* Task item
Which lines in the records below mention the word "prompt"? Copy each one out.

* Input for this task
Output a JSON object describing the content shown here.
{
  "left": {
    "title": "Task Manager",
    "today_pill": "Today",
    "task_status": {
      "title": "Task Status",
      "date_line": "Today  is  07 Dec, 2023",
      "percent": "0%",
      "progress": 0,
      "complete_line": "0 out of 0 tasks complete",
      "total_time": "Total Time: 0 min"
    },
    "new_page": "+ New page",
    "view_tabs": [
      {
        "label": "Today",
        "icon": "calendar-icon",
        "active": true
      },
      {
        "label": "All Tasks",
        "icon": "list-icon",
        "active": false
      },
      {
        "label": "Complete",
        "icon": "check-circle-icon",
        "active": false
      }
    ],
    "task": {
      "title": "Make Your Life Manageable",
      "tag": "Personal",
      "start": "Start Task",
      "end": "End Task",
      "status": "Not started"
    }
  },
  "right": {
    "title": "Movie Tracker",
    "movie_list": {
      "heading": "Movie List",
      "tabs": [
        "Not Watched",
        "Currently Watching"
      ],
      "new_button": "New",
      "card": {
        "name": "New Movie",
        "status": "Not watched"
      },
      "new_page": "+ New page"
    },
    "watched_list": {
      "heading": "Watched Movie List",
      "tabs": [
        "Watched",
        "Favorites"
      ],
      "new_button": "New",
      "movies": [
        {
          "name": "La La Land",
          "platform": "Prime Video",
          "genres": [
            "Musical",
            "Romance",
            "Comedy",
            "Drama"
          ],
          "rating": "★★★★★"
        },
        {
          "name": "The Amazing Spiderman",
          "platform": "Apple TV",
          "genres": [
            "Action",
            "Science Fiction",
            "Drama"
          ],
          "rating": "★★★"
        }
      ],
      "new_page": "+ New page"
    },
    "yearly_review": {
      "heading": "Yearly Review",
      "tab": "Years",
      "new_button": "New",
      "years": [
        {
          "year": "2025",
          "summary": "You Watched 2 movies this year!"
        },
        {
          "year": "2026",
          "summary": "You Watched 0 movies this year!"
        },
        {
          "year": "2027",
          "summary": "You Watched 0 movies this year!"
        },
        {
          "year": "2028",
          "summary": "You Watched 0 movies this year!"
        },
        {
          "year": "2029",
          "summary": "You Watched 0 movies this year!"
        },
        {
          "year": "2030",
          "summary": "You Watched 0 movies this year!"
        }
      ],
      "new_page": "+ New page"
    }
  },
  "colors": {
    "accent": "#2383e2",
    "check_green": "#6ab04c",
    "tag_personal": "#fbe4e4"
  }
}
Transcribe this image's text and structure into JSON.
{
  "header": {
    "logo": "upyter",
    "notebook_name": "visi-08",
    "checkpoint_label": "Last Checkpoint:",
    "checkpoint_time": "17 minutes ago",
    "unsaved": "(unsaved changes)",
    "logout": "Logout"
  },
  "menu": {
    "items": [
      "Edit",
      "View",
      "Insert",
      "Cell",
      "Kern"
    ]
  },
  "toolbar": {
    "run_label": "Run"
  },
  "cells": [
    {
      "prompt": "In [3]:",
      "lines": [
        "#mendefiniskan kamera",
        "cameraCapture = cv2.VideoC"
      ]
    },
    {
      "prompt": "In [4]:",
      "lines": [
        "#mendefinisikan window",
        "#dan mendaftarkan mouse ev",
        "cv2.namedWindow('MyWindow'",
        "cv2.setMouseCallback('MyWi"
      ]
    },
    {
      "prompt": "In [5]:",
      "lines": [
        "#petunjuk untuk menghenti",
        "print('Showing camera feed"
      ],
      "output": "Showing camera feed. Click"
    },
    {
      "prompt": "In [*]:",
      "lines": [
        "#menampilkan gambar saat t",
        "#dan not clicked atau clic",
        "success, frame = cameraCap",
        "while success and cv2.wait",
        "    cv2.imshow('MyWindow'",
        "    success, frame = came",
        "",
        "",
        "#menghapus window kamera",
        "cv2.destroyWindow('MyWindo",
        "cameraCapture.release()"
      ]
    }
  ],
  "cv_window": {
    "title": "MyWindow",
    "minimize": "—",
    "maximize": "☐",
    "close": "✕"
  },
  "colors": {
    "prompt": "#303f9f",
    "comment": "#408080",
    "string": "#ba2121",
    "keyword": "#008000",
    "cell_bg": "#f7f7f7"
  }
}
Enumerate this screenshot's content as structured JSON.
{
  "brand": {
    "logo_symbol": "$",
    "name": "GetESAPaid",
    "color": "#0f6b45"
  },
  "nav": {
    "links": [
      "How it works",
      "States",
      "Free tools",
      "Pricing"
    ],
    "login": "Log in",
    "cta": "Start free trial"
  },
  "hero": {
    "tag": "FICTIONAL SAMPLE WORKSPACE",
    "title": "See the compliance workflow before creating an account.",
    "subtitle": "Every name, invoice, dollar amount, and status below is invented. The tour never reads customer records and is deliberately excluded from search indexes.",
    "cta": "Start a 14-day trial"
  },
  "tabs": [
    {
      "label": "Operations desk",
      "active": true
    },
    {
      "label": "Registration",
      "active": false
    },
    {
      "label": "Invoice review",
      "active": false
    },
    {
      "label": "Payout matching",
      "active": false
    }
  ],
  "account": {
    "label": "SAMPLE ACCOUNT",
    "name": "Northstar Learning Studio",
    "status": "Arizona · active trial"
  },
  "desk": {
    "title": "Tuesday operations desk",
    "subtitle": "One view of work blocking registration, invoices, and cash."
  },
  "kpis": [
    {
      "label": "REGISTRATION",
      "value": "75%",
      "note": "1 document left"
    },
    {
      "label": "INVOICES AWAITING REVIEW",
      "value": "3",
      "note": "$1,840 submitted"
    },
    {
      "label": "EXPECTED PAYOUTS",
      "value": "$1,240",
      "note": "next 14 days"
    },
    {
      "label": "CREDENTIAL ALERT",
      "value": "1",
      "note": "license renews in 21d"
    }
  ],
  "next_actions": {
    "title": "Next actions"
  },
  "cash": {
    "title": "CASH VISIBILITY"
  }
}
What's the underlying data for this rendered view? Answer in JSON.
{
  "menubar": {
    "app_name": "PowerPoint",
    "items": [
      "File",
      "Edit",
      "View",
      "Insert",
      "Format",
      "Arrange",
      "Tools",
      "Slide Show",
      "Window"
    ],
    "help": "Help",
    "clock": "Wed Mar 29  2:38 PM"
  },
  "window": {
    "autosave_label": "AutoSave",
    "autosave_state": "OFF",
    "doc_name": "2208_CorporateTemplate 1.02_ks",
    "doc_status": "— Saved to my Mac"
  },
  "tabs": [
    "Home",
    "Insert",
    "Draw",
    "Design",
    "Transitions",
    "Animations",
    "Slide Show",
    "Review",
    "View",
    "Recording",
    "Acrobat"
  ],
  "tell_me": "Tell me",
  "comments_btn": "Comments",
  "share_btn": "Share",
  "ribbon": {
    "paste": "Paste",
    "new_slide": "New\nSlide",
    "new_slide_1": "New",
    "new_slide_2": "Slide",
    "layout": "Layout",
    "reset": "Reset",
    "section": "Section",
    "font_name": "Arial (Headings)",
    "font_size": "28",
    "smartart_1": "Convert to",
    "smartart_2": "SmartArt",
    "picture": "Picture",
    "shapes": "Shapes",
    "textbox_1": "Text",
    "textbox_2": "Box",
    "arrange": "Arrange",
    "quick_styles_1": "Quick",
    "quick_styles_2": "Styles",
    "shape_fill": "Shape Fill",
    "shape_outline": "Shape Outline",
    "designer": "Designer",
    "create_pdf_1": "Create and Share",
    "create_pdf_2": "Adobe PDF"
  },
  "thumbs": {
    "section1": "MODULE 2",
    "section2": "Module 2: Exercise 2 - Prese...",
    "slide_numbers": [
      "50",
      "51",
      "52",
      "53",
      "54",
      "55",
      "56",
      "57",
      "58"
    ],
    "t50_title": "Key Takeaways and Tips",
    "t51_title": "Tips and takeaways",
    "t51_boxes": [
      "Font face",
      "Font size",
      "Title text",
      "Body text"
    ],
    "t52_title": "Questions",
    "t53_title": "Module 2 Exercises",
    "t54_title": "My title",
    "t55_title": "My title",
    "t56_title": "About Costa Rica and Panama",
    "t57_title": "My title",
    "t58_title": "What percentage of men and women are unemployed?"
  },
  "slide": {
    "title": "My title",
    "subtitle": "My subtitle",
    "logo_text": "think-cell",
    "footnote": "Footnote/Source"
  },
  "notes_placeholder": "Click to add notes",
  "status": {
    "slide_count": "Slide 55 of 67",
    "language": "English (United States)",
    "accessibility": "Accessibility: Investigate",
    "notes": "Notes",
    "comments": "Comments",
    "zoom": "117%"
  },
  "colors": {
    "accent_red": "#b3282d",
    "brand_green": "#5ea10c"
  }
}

* Result of the exercise
      "prompt": "In [3]:",
      "prompt": "In [4]:",
      "prompt": "In [5]:",
      "prompt": "In [*]:",
    "prompt": "#303f9f",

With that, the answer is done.